government budgets exactly. But the goal is to come as close
as possible, avoiding large, persistent surpluses as well
as large, persistent deficits.
Let's suppose that the Massachusetts
legislature passes a budget that funds $19 billion in programs
for the forthcoming fiscal year. By doing so, it makes a decision
that the funded government programs are more valuable than
(1) what taxpayers themselves would use the money for and
(2) other government programs that might have been funded
instead. There is no profit motive at work here. The Legislature
simply makes tradeoffs, for which it is or should be
held politically and financially accountable.
If the state budgets $19 billion
in spending for the forthcoming fiscal year but ends up collecting
$20 billion in revenue, it has collected $1 billion too much.
If it keeps that extra $1 billion (to fund new or special
needs) then it misrepresented its needs in the original budget.
On the other hand, if it didn't intend to collect the extra
$1 billion, then it should return that amount, with interest,
to the taxpayers.
Otherwise, government is guilty
of a double standard. If a taxpayer reveals on April 15 that
he has underpaid his taxes, he is liable for a penalty. If,
on the other hand, the state government reveals at the end
of the fiscal year that it has overcharged taxpayers, it doesn't
have to pay back one cent as long as it can spend the money
on some project or stash it in some fund.
Such surplus spending is an
exercise in fiscal irresponsibility. It entails the expenditure
by government of money that it should never have collected
in the first place.
Massachusetts has run a surplus
every year since 1992. What we see when looking at
the period 1992-98 is a tendency for the state to underestimate
substantially, in each year's budget, the revenues that it
actually brings in during the forthcoming year. When actual
revenues substantially exceed budgeted revenues, they become
available as a surplus to pay for end-of-the year
Over the period 1992-98, actual
Massachusetts revenues have exceeded budgeted revenues by
an average of 7%. In terms of 1998 revenues, that's about
This means one of two things:
Either the state has decided to hide a billion dollars in
planned spending at budget time or it is doing what might
charitably be called a poor job of forecasting. In either
case, it is time for taxpayers to put a halt to what's going
The most effective way to
do so would be to limit the growth of tax revenues. The state
currently taxes earned income at 5.95% and unearned income
(interests and dividends) at 12%. Cutting both tax rates to
5% over a three-year period would move the budget out of surplus
and into balance through 2003.
Besides providing five years
of relief from surplus spending, this plan would offer an
economic bonus. By alleviating the drag imposed by overly
high tax rates, it would stimulate a mini economic boom, leading
to the creation of more than 100,000 new jobs and of more
than $20 billion in new private capital.
The final annual revenue cost
would be about $1.760 billion or only about $278 million more
than enough to wipe out the surplus we could expect to materialize
if current trends continue.
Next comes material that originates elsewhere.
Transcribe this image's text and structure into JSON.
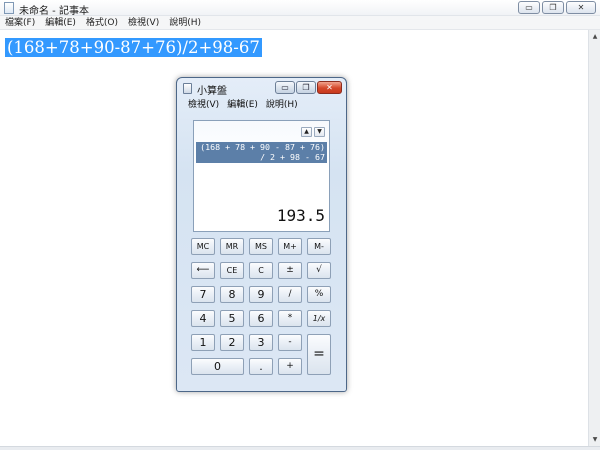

As long as the state limited spending
growth, any resulting deficits would be small and temporary.
A number of policy makers
and commentators, professing fear of future deficits, recommend
smaller, slower tax cuts or tax cuts that would be contingent
on the performance of the economy.
The trouble with this advice
is that it ignores the lessons of the past. For years the
state has told us that it needs far less revenue than it has
actually spent or squirreled away. If Massachusetts budget
makers consistently tell us that they can live on far less
than we send them in revenue every year, who, after all, are
we to argue with them?
Government should live within
its means. It should not, however, be allowed to live on however
much it is able, through good fortune and creative money shuffling,
to collect. Let's take our political leaders at their word
and make them live on what they keep telling us they need.
Tuerck is the executive director of the Beacon Hill Institute
at Suffolk University. This article appeared first in the
Boston Sunday Herald on June 14, 1998.
It then appeared in Mass High Tech (June 29- July 5), The
Middleex News on July 9, 1998 and The North Adams (MA) Transcript
on July 14.